• What to work on:
Review the listing and copy each line that holds the word "feedback".

-*-*-

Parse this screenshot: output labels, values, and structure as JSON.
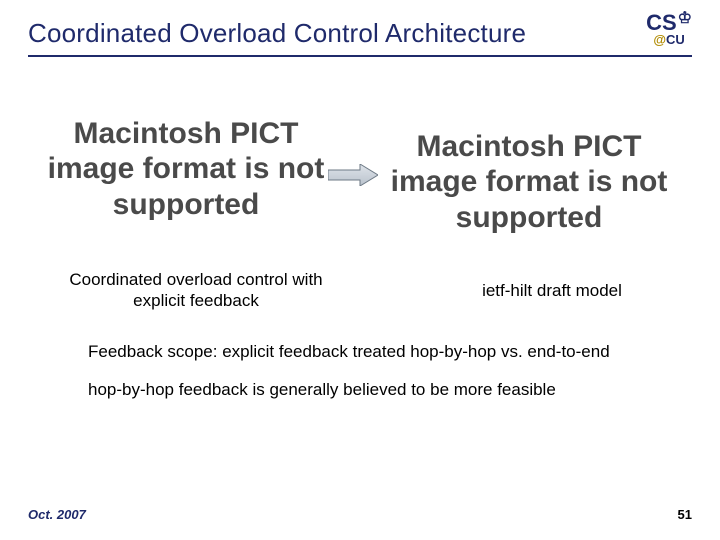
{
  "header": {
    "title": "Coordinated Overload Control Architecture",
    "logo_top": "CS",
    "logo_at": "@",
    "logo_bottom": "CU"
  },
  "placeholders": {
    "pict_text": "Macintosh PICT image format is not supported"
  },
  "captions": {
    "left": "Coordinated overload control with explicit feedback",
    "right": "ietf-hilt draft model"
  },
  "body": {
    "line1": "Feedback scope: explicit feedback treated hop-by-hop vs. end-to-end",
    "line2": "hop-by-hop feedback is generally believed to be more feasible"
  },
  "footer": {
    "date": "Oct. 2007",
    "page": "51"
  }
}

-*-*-

• Written response:
    "left": "Coordinated overload control with explicit feedback",
    "line1": "Feedback scope: explicit feedback treated hop-by-hop vs. end-to-end",
    "line2": "hop-by-hop feedback is generally believed to be more feasible"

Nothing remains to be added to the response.